Chris Poindexter

Silver and gold edged higher in early trading as trading was off to a slow but optimistic start on a short holiday week. 

Gold was up $6.72 in early trading to $1,724.22 and silver was up $0.29 to $32.68 for a silver/gold ratio of 52.7.  Part of the strength in gold prices is related to a recovering euro which is boosting commodity prices across the board, except for platinum, the lone hold out to the downside today. 

What you definitely want to do in this market is avoid panic and stick to a disciplined investment approach.  Unfortunately, a few in the precious metals trade want to appeal to baser instincts.  Far too often I see industry articles aimed at either fear or greed.  The publications leading with fear are full of dire predictions of economic collapse and people using bundles of worthless paper currency to warm themselves over burn barrels.  I believe those type of appeals are simply irresponsible. 

On a percentage basis we just lived through the worst economic crisis since the Great Depression and we made it out.  The government was able to, literally, flood the markets with cash and keep them limping along.  Grocery stores did not suddenly start demanding gold for payment and while credit markets froze and unemployment surged, you could still buy gas with the computer blips in your bank account.  Certainly there will be long-term consequences to the economy for printing that much currency but those consequences will be gradual and insidious rather than cataclysmic. 

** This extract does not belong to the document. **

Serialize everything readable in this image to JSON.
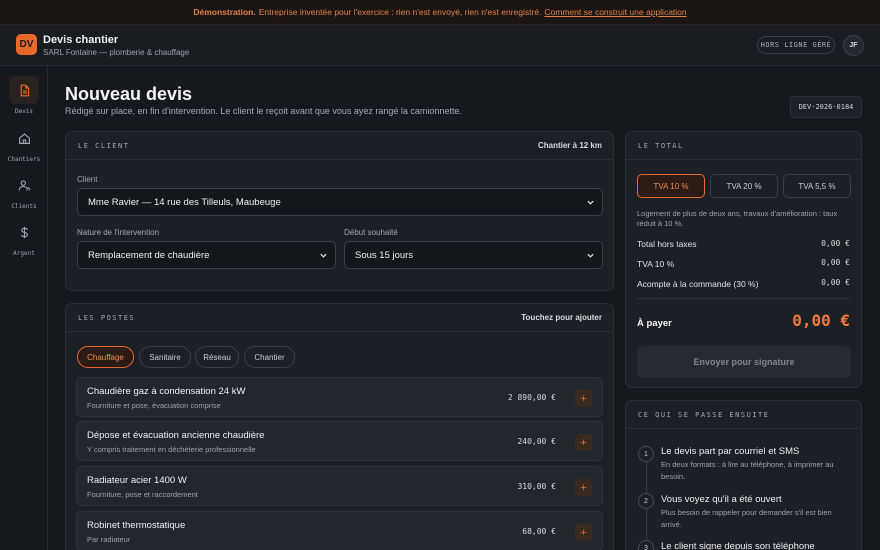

The other appeal from less than reputable media outlets is rooted in greed.  Gold to $8,000 the headlines will scream, urging people to get in on the action.  That appeal is just as irresponsible as those trying to stoke your fears of a Mad Max style post-crash world. 

The hard part for responsible vendors is to stress that there are sound economic reasons for keeping a percentage of your wealth in precious metals without getting drowned out by the blare from the gloom and doom mongers.  Also to point out that metals have performed quite well as an asset class since 2000, while also pointing out that for more than 20 years before that gold prices were relatively flat. 

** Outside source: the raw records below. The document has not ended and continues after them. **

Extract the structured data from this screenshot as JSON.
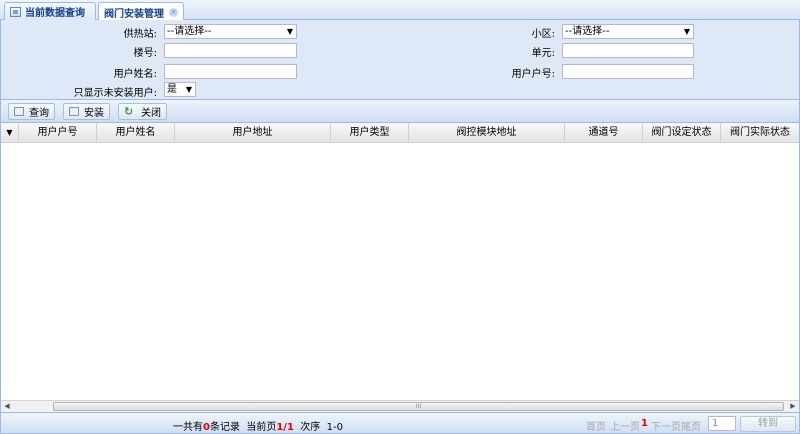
{
  "tabs": [
    {
      "label": "当前数据查询",
      "active": false
    },
    {
      "label": "阀门安装管理",
      "active": true,
      "close": "×"
    }
  ],
  "form": {
    "heating_station": {
      "label": "供热站:",
      "value": "--请选择--"
    },
    "community": {
      "label": "小区:",
      "value": "--请选择--"
    },
    "building": {
      "label": "楼号:",
      "value": ""
    },
    "unit": {
      "label": "单元:",
      "value": ""
    },
    "user_name": {
      "label": "用户姓名:",
      "value": ""
    },
    "user_account": {
      "label": "用户户号:",
      "value": ""
    },
    "uninstalled_only": {
      "label": "只显示未安装用户:",
      "value": "是"
    }
  },
  "toolbar": {
    "query": "查询",
    "install": "安装",
    "close": "关闭"
  },
  "grid": {
    "columns": [
      "用户户号",
      "用户姓名",
      "用户地址",
      "用户类型",
      "阀控模块地址",
      "通道号",
      "阀门设定状态",
      "阀门实际状态"
    ],
    "rows": [],
    "scroll_grip": "III"
  },
  "pager": {
    "total_prefix": "一共有",
    "total": "0",
    "total_suffix": "条记录",
    "page_prefix": "当前页",
    "page": "1/1",
    "order_prefix": "次序",
    "order": "1-0",
    "first": "首页",
    "prev": "上一页",
    "current": "1",
    "next": "下一页",
    "last": "尾页",
    "goto_value": "1",
    "goto_label": "转到"
  },
  "colors": {
    "panel_bg": "#dfe8f6",
    "border": "#99bbe8",
    "tab_text": "#15428b",
    "highlight": "#e00000"
  }
}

A wise investor ignores both the Chicken Little doomsayers and carnival barkers urging you to hurry, hurry, hurry.  Take your time and make good quality investments of bullion-priced bars and rounds from quality mints when prices dip.  Stick to a fixed percentage of your wealth and do allow yourself to take some profits when prices soar. 

Chris Poindexter, Senior Writer, National Gold Group, Inc

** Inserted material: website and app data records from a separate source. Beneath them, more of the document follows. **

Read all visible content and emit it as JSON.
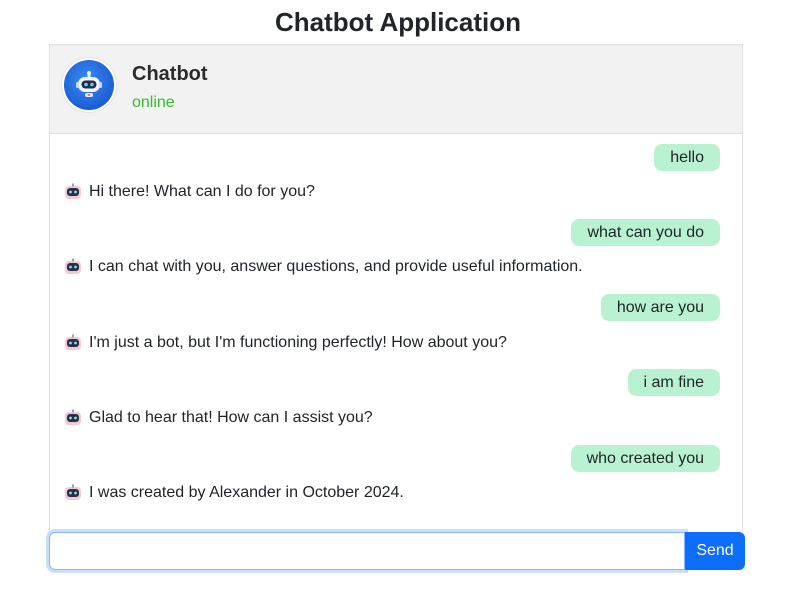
{
  "page": {
    "title": "Chatbot Application"
  },
  "header": {
    "bot_name": "Chatbot",
    "status": "online",
    "avatar_icon": "robot-avatar-icon",
    "status_color": "#2fbf2f"
  },
  "messages": [
    {
      "sender": "user",
      "text": "hello"
    },
    {
      "sender": "bot",
      "text": "Hi there! What can I do for you?",
      "icon": "robot-icon"
    },
    {
      "sender": "user",
      "text": "what can you do"
    },
    {
      "sender": "bot",
      "text": "I can chat with you, answer questions, and provide useful information.",
      "icon": "robot-icon"
    },
    {
      "sender": "user",
      "text": "how are you"
    },
    {
      "sender": "bot",
      "text": "I'm just a bot, but I'm functioning perfectly! How about you?",
      "icon": "robot-icon"
    },
    {
      "sender": "user",
      "text": "i am fine"
    },
    {
      "sender": "bot",
      "text": "Glad to hear that! How can I assist you?",
      "icon": "robot-icon"
    },
    {
      "sender": "user",
      "text": "who created you"
    },
    {
      "sender": "bot",
      "text": "I was created by Alexander in October 2024.",
      "icon": "robot-icon"
    }
  ],
  "composer": {
    "input_value": "",
    "input_placeholder": "",
    "send_label": "Send"
  },
  "colors": {
    "user_bubble": "#b9f2d0",
    "send_button": "#0d6efd",
    "header_bg": "#f2f2f2"
  }
}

Chris Poindexter

Chris Poindexter is a senior writer for National Gold Group.